• RAW DATA

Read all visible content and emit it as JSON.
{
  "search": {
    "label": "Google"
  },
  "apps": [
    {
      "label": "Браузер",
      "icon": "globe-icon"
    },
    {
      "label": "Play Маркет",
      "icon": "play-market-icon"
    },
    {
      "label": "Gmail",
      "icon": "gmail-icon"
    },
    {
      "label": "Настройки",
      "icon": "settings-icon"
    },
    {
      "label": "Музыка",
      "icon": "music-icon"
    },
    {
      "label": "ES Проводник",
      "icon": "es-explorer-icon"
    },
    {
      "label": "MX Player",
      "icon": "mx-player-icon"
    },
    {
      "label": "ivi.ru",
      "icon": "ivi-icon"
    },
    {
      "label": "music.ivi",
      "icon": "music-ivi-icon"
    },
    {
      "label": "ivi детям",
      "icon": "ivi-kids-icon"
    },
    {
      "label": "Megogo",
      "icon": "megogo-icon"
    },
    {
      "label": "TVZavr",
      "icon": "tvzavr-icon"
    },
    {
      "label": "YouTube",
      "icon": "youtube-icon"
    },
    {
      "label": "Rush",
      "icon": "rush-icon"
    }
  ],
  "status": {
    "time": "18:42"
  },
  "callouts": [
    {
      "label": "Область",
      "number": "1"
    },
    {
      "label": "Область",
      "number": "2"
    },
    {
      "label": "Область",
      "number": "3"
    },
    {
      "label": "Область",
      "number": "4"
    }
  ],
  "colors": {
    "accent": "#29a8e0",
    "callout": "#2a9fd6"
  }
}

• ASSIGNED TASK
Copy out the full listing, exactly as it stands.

• ANSWER BOX
Read all visible content and emit it as JSON.
{
  "search": {
    "label": "Google"
  },
  "apps": [
    {
      "label": "Браузер",
      "icon": "globe-icon"
    },
    {
      "label": "Play Маркет",
      "icon": "play-market-icon"
    },
    {
      "label": "Gmail",
      "icon": "gmail-icon"
    },
    {
      "label": "Настройки",
      "icon": "settings-icon"
    },
    {
      "label": "Музыка",
      "icon": "music-icon"
    },
    {
      "label": "ES Проводник",
      "icon": "es-explorer-icon"
    },
    {
      "label": "MX Player",
      "icon": "mx-player-icon"
    },
    {
      "label": "ivi.ru",
      "icon": "ivi-icon"
    },
    {
      "label": "music.ivi",
      "icon": "music-ivi-icon"
    },
    {
      "label": "ivi детям",
      "icon": "ivi-kids-icon"
    },
    {
      "label": "Megogo",
      "icon": "megogo-icon"
    },
    {
      "label": "TVZavr",
      "icon": "tvzavr-icon"
    },
    {
      "label": "YouTube",
      "icon": "youtube-icon"
    },
    {
      "label": "Rush",
      "icon": "rush-icon"
    }
  ],
  "status": {
    "time": "18:42"
  },
  "callouts": [
    {
      "label": "Область",
      "number": "1"
    },
    {
      "label": "Область",
      "number": "2"
    },
    {
      "label": "Область",
      "number": "3"
    },
    {
      "label": "Область",
      "number": "4"
    }
  ],
  "colors": {
    "accent": "#29a8e0",
    "callout": "#2a9fd6"
  }
}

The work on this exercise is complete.